> **Items from an interface collection**
++++++++
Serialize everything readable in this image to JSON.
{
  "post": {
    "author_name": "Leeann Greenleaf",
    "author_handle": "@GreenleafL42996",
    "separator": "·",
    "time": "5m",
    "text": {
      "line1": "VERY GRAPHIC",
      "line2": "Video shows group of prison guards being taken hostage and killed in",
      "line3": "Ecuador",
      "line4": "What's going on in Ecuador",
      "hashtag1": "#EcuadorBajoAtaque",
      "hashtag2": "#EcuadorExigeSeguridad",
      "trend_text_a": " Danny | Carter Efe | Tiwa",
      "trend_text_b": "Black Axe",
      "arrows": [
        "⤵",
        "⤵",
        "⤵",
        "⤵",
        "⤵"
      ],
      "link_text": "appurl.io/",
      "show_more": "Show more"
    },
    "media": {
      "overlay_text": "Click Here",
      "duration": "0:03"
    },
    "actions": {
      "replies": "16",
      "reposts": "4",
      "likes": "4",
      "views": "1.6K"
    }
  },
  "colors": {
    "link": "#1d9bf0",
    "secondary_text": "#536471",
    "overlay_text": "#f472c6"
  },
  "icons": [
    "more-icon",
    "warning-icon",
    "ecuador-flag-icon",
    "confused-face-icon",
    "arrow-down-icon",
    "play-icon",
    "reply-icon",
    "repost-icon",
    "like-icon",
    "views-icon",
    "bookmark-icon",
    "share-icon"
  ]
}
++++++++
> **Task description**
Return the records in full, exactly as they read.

> **Task solution**
Serialize everything readable in this image to JSON.
{
  "post": {
    "author_name": "Leeann Greenleaf",
    "author_handle": "@GreenleafL42996",
    "separator": "·",
    "time": "5m",
    "text": {
      "line1": "VERY GRAPHIC",
      "line2": "Video shows group of prison guards being taken hostage and killed in",
      "line3": "Ecuador",
      "line4": "What's going on in Ecuador",
      "hashtag1": "#EcuadorBajoAtaque",
      "hashtag2": "#EcuadorExigeSeguridad",
      "trend_text_a": " Danny | Carter Efe | Tiwa",
      "trend_text_b": "Black Axe",
      "arrows": [
        "⤵",
        "⤵",
        "⤵",
        "⤵",
        "⤵"
      ],
      "link_text": "appurl.io/",
      "show_more": "Show more"
    },
    "media": {
      "overlay_text": "Click Here",
      "duration": "0:03"
    },
    "actions": {
      "replies": "16",
      "reposts": "4",
      "likes": "4",
      "views": "1.6K"
    }
  },
  "colors": {
    "link": "#1d9bf0",
    "secondary_text": "#536471",
    "overlay_text": "#f472c6"
  },
  "icons": [
    "more-icon",
    "warning-icon",
    "ecuador-flag-icon",
    "confused-face-icon",
    "arrow-down-icon",
    "play-icon",
    "reply-icon",
    "repost-icon",
    "like-icon",
    "views-icon",
    "bookmark-icon",
    "share-icon"
  ]
}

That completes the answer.